Can you introduce yourself and your role at Skyscanner?

Hello! I’m Alix Farr, the Sustainability Lead at Skyscanner. I ended up at Skyscanner because of my passion for travel, and I ended up in this role because of my desire to ensure that that passion is compatible with a healthy planet. I deeply believe that those of us who love exploring the world have a responsibility to look after it for future generations.

Can you tell us a bit about Skyscanner’s sustainability strategy and how SAF features into it?

Skyscanner’s sustainability strategy is built around three pillars: Internal (how we operate our business), Traveller (how we enable travellers with the tools and information they need to make more sustainable travel choices), and Industry (how we collaborate with others in the industry to amplify the call to action and drive sustainable solutions at scale). You can read more about this strategy in our just-released Climate Action Plan here.

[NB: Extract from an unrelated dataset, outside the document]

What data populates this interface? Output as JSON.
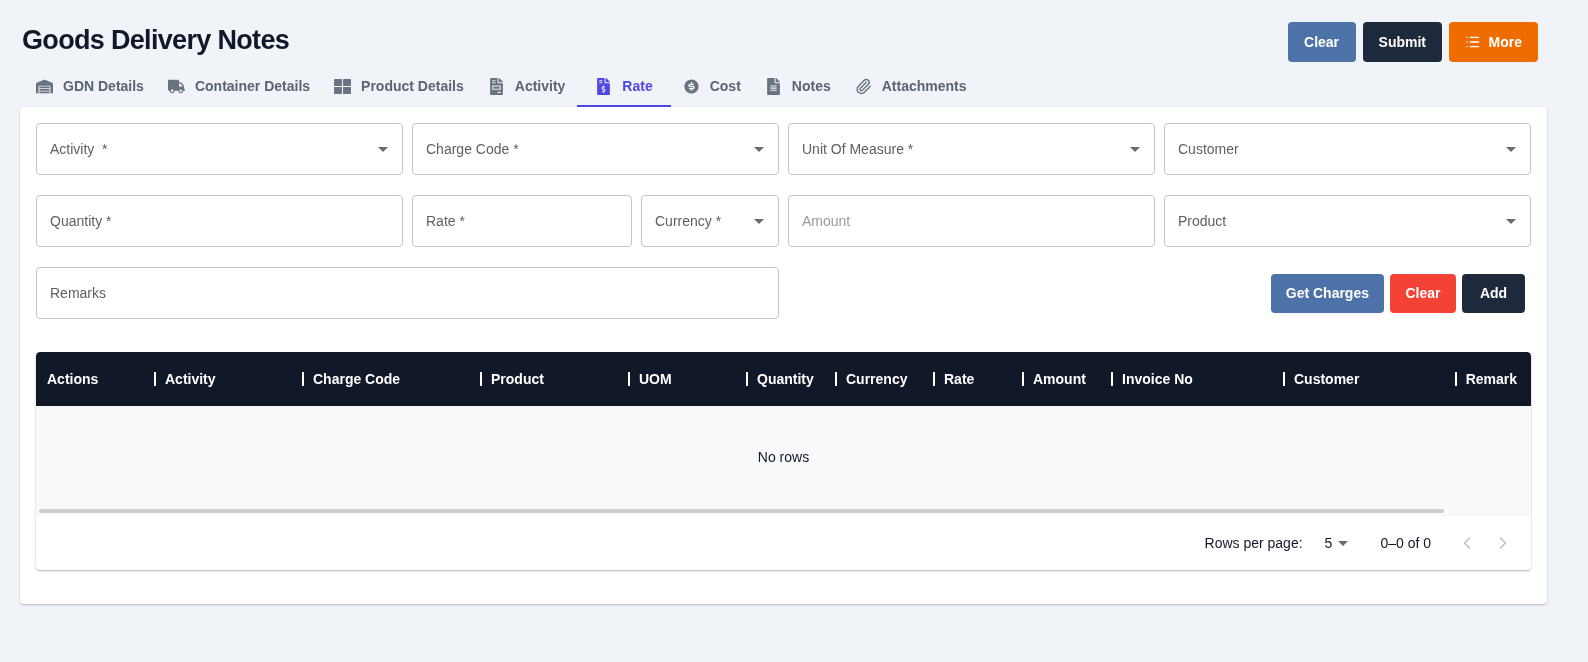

SAF is most prominently part of our Internal pillar, as we believe it’s key to being able to reduce the impact of our own corporate travel, but really it will play a role across the whole strategy. We know that putting our voice behind SAF is an important component of our Industry pillar, and we also want to be able to educate our travellers in the future about the role SAF can play in decarbonising aviation.

In your opinion, what are some of the key trends and developments in travel that companies should be aware of in the coming years, and how can they prepare for them?

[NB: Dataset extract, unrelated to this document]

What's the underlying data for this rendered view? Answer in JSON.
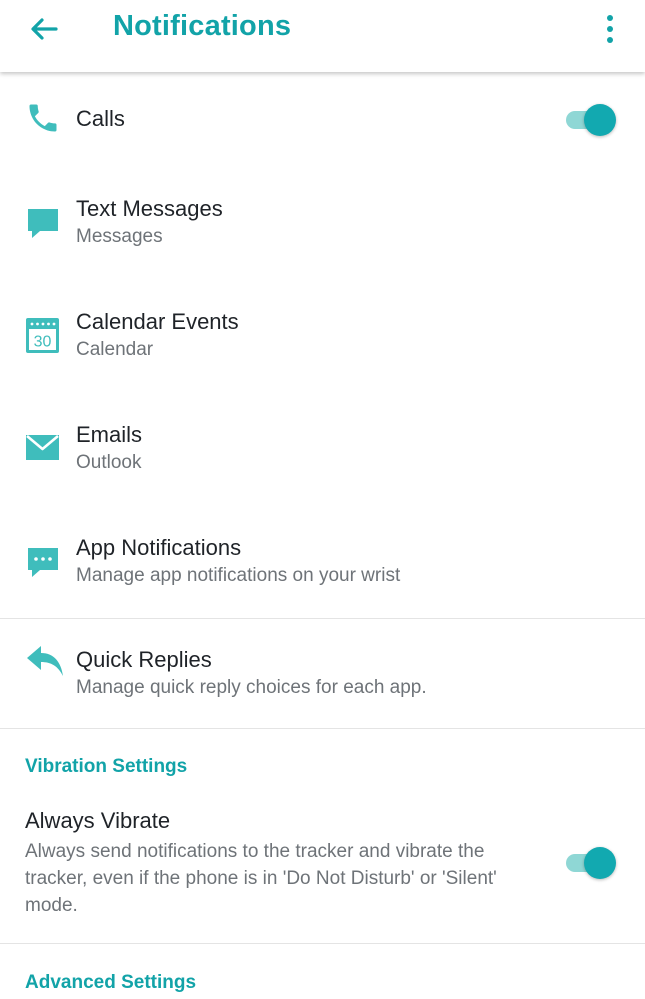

I’d say one trend that we expect to see is more rigidity and accountability around corporate sustainability strategies. Where once definitions of concepts like “Net Zero” and “Carbon Neutral” were loosely defined, we are now aligning around more concrete standards that will make it easier to hold businesses to account. This will absolutely affect travel, with travel businesses like airlines and hotels needing to ensure these standards are met and communicated, and travellers themselves becoming more savvy about how to choose more sustainable options. Likewise with corporate travel strategies, sustainability policies will be scrutinised to a greater degree, so it’s important for businesses to align with credible standards like science-based targets.

Another we’re hoping to see is more collaboration around sustainability information. We believe that sustainability data should be open source and freely shared, so that it is increasingly the case that we see consistent and trustworthy data across the travel industry where before this data was fractured and confusing. For example, as part of our work with sustainable travel non-profit Travalyst, we’ve aligned on a standardised aviation emissions model, called the Travel Impact Model. The hope is to build this data into as many leisure and corporate travel platforms as possible, so that travellers can build trust in the carbon emissions information they see. For businesses with corporate travel programs, this will mean using trustworthy data sources for reporting, but also ensuring that employees are empowered to understand this information and use it practically in their booking decisions.

To find out more about Skyscanner’s sustainability strategy, you can visit their Sustainability page.